"As part of addressing this, we have had D Juke install rope drainage. We are pulling in rope using a mole plough at 300mm deep and one metre apart. There is an outlet that comes down to about a 600mm main drain. It acts like a wick, and it actually draws it out. The hard bit is getting the water from the top surface to the rope. When you have clay, you have to make sure that you tine it and use different techniques."
"So, it is only as good as what soil you have on there. Of course, you are putting it in because the soil isn't great in the first place, so it is sort of chicken and egg. It is a good system, but we have got a high content of clay greens, and today eight of them are flooded. They will be great and playable tomorrow, but compared to modern sports pitches, they will never take as much rainfall because we will always have a high percentage of clay in the profile."
"We install rope drainage twice per visit, and we've now done six in total. We concentrated on the wettest greens because some of them were starting to go yellow this time of year."

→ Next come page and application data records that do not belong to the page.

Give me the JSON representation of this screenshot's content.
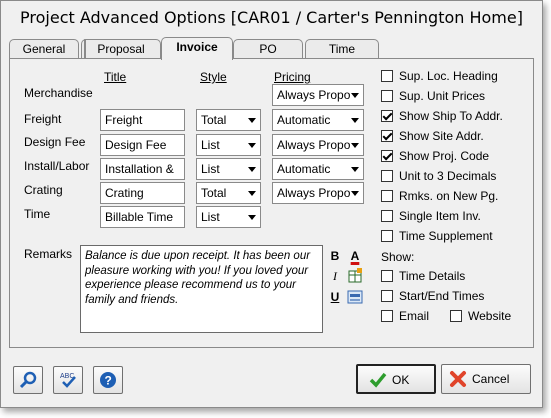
{
  "window": {
    "title": "Project Advanced Options [CAR01 / Carter's Pennington Home]"
  },
  "tabs": [
    {
      "label": "General",
      "active": false
    },
    {
      "label": "Proposal",
      "active": false
    },
    {
      "label": "Invoice",
      "active": true
    },
    {
      "label": "PO",
      "active": false
    },
    {
      "label": "Time",
      "active": false
    }
  ],
  "columns": {
    "title": "Title",
    "style": "Style",
    "pricing": "Pricing"
  },
  "rows": [
    {
      "label": "Merchandise",
      "title": null,
      "style": null,
      "pricing": "Always Propo"
    },
    {
      "label": "Freight",
      "title": "Freight",
      "style": "Total",
      "pricing": "Automatic"
    },
    {
      "label": "Design Fee",
      "title": "Design Fee",
      "style": "List",
      "pricing": "Always Propo"
    },
    {
      "label": "Install/Labor",
      "title": "Installation &",
      "style": "List",
      "pricing": "Automatic"
    },
    {
      "label": "Crating",
      "title": "Crating",
      "style": "Total",
      "pricing": "Always Propo"
    },
    {
      "label": "Time",
      "title": "Billable Time",
      "style": "List",
      "pricing": null
    }
  ],
  "remarks": {
    "label": "Remarks",
    "text": "Balance is due upon receipt.  It has been our pleasure working with you!  If you loved your experience please recommend us to your family and friends."
  },
  "format_buttons": {
    "bold": "B",
    "italic": "I",
    "underline": "U",
    "font_color": "A"
  },
  "options": [
    {
      "label": "Sup. Loc. Heading",
      "checked": false
    },
    {
      "label": "Sup. Unit Prices",
      "checked": false
    },
    {
      "label": "Show Ship To Addr.",
      "checked": true
    },
    {
      "label": "Show Site Addr.",
      "checked": true
    },
    {
      "label": "Show Proj. Code",
      "checked": true
    },
    {
      "label": "Unit to 3 Decimals",
      "checked": false
    },
    {
      "label": "Rmks. on New Pg.",
      "checked": false
    },
    {
      "label": "Single Item Inv.",
      "checked": false
    },
    {
      "label": "Time Supplement",
      "checked": false
    }
  ],
  "show": {
    "label": "Show:",
    "items": [
      {
        "label": "Time Details",
        "checked": false
      },
      {
        "label": "Start/End Times",
        "checked": false
      },
      {
        "label": "Email",
        "checked": false
      },
      {
        "label": "Website",
        "checked": false
      }
    ]
  },
  "buttons": {
    "ok": "OK",
    "cancel": "Cancel"
  },
  "spell_icon_text": "ABC",
  "colors": {
    "ok_check": "#2e9d2e",
    "cancel_x": "#e0442a",
    "help_blue": "#1e5fb4",
    "font_color_red": "#d01010"
  }
}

"We've got about four more of our worst ones to do, but I don't know if the club wants to do all of them. They are all clay push up, so there is no formal drainage in them at all."
"But, along with that, over the last twenty years (even after investing in a Toro topdresser) we try to put on between eighty and one hundred tonnes a year. They are quite small greens, so I know for a lot of people one hundred tonnes seems to be the figure that they go to, but for us, eight to one hundred is a good amount. So, we're building away from the clay."
"We have seen an improvement with the rope drainage, but it is ultimately how quickly it goes from the top to the bottom of that capillary action."
Matthew has seen and continues to be part of significant changes at Stowmarket. In his own words, "what started as an old gents club is now geared up to be a business", and a massive part of that can be seen in the course investment.
Other challenges, such as a now resolved issue with leatherjackets, will likely surface as time goes on. But, with Matthew at the helm, Stowmarket Golf Club and the future greenkeepers he mentors are in good hands.